Page 178 - Caesar loved you. You are not wood, you are not stones, but men ; And, being men, hearing the will of Caesar, It will inflame you, it will make you mad : 'Tis good you know not that you are his heirs ; For if you should, O, what would come of it ! 4 Cit.
Page 176 - Brutus' love to Caesar was no less than his. If then that friend demand, why Brutus rose against Caesar, this is my answer,— Not that I loved Caesar less, but that I loved Rome more. Had you rather Caesar were living, and die all slaves; than that Caesar were dead, to live all...
Page 185 - This was the noblest Roman of them all; All the conspirators save only he Did that they did in envy of great Caesar; He only, in a general honest thought, And common good to all, made one of them. His life was gentle, and the elements So mix'd in him that Nature might stand up And say to all the world, 'This was a man!
Page 179 - I come not, friends, to steal away your hearts. I am no orator, as Brutus is, But, as you know me all, a plain blunt man That love my friend, and that they know full well That gave me public leave to speak of him.
Page 178 - But yesterday, the word of Caesar might Have stood against the world : now lies he there, And none so poor to do him reverence.
Page 126 - O Cromwell, Cromwell, Had I but served my God with half the zeal I served my king, he would not in mine age Have left me naked to mine enemies.
Page 176 - Romans, countrymen, and lovers! hear me for my cause ; and be silent that you may hear : believe me for mine honour; and have respect to mine honour, that you may believe: censure me in your wisdom; and awake your senses that you may the better judge. If there be any in this assembly, any dear friend of Caesar's, to him I say, that Brutus' love to Caesar was no less than his.
Page 106 - By the apostle Paul, shadows to-night Have struck more terror to the soul of Richard, Than can the substance of ten thousand soldiers, Armed in proof, and led by shallow Richmond.
Page 124 - Farewell ! a long farewell, to all my greatness ! This is the state of man : to-day he puts forth The tender leaves of hope, to-morrow blossoms, And bears his blushing honours thick upon him : The third day comes a frost, a killing frost, And, — when he thinks, good easy man, full surely His greatness is a-ripening, — nips his root, And then he falls, as I do.

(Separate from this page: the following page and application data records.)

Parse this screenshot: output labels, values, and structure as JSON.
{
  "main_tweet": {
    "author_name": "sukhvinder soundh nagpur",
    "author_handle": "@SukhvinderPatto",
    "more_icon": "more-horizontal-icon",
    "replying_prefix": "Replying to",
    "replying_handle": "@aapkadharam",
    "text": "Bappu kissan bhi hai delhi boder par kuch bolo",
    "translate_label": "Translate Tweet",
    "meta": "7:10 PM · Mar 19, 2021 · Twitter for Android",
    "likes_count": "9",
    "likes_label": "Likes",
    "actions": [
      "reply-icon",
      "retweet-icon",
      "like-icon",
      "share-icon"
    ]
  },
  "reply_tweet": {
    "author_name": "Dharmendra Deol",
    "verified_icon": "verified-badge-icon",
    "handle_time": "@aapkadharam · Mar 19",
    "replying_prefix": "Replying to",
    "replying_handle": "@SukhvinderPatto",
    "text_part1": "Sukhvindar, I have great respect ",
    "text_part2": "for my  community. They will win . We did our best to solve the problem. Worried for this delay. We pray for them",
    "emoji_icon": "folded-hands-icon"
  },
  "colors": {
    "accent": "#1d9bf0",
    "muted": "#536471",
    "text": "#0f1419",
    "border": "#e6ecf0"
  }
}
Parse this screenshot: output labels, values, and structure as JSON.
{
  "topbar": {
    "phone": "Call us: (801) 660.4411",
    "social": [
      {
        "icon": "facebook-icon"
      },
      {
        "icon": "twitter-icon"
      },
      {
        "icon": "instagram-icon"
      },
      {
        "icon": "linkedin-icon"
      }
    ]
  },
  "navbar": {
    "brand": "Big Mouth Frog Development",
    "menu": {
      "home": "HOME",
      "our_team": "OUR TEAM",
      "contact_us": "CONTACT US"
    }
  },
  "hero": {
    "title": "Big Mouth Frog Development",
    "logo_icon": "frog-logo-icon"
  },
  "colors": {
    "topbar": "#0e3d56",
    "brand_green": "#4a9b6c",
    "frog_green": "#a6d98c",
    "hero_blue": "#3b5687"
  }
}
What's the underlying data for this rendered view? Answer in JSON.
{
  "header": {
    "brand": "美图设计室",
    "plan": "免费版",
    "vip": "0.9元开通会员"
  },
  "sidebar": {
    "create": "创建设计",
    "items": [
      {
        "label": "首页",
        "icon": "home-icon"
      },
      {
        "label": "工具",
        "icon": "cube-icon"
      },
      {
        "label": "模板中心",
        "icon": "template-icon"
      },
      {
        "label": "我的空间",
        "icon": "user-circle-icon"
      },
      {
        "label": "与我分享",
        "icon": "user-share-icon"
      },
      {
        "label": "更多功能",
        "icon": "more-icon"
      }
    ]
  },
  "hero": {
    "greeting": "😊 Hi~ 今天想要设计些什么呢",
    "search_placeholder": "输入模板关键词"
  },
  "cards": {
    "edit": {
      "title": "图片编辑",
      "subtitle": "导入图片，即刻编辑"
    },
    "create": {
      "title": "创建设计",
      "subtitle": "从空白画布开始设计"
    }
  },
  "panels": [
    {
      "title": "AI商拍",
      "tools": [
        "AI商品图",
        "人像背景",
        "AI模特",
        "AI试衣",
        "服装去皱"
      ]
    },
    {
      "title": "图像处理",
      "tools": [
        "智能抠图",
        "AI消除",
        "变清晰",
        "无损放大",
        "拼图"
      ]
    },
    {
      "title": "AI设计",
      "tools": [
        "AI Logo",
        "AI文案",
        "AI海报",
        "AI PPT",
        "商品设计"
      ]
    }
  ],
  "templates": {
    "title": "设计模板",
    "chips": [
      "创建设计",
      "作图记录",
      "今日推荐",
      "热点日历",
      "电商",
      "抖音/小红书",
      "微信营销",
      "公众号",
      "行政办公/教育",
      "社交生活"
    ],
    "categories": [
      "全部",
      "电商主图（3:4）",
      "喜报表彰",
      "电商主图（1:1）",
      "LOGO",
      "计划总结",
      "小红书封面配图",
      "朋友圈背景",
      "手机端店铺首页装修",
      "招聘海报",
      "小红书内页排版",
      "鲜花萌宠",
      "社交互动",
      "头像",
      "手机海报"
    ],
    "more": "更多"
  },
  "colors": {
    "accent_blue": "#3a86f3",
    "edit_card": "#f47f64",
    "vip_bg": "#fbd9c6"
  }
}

Page 123 - The letter, as I live, with all the business I writ to his holiness. Nay then, farewell ! I have touch'd the highest point of all my greatness; And, from that full meridian of my glory, I haste now to my setting: I shall fall Like a bright exhalation in the evening, And no man see me more.